Kirundo, Burundi, August 9
There are a lot of street children here.
They wander around town, dressed in rags the colour of the earth, and beg for money. So, of course, we’re a major attraction for them. They follow us around, begging for handouts, or sometimes just stand and stare. When we’re leading workshops, they spend a lot of time peering in the windows, then scatter when we look their way.
I carry a water bottle with me everywhere: an ordinary 1½ liter plastic water bottle. Whenever the water level is low in the bottle, they start asking me for the bottle. Apparently, it’s not the water they want; it’s the bottle. They can sell it in the market or use it themselves.
It’s not clear to me what the situation with these children is. The teachers say they live on the street, that they’re orphans or else their families can’t afford to feed them. The teachers seem generally annoyed by the children’s presence, and shoo them away from time to time. Today it occurred to me, though, that if they were truly without anyone taking care of them, they wouldn’t have such closely cropped hair. Someone cuts their hair, or shaves their heads. So do they have families? Are they trying to raise money for their families? If so, could it be that they go to school, but beg when school is closed?
I should point out that I was pondering the street children during a diploma ceremony at one of the secondary schools, complete with long, drawn-out speeches in Kirundi, and a reception afterwards involving plentiful beer (Amstel and the local brew, Primus) and soft drinks (Fanta lemon and Coca-Cola), as well as hors-d’oeuvres of cheese (imported from somewhere) and other nibbles. Everyone ate and drank in quantity, ignoring the street children peering in the windows as usual.
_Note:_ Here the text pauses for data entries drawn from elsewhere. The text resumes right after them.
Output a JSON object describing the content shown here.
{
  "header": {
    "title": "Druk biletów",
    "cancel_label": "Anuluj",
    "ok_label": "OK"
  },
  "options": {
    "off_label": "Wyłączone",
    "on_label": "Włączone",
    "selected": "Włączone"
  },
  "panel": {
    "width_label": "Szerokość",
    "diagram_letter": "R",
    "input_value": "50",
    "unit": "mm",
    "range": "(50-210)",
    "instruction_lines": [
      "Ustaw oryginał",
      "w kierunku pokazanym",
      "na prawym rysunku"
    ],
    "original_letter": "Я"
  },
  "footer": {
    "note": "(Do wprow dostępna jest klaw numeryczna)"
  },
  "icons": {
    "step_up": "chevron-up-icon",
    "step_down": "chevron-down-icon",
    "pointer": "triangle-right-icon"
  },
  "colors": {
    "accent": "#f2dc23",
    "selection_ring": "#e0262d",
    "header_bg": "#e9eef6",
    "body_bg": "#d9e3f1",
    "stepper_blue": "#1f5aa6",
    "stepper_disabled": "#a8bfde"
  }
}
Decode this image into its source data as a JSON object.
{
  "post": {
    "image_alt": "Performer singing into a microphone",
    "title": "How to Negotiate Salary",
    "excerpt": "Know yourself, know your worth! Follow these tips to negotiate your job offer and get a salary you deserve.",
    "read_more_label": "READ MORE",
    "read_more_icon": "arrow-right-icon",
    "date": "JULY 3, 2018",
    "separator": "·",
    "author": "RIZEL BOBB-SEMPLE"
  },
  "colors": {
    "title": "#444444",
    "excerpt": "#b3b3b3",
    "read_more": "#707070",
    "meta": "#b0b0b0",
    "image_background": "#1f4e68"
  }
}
A couple of our group visited an orphanage a few days ago. A pastor and his wife house 30 street children (girls) in their house and another 30 (boys) in their church. They feed them and clothe them and send them to school, with intermittent help from charities. There are another 60 orphans housed in foster families, but the pastor provides food for them as well every day. A pure, selfless effort, but, if the sheer number of street children is any indication, the need far overwhelms what the pastor and his wife can provide.
(As I wrote this, I was sitting in the hotel’s dining room, which is really more of a patio with a roof. Only quite wealthy people stay here because in Burundi terms it’s quite expensive, about 20 euros a night per room. As I wrote I witnessed my first terrible two’s tantrum since I got here. I guess only rich Burundian kids have tantrums.)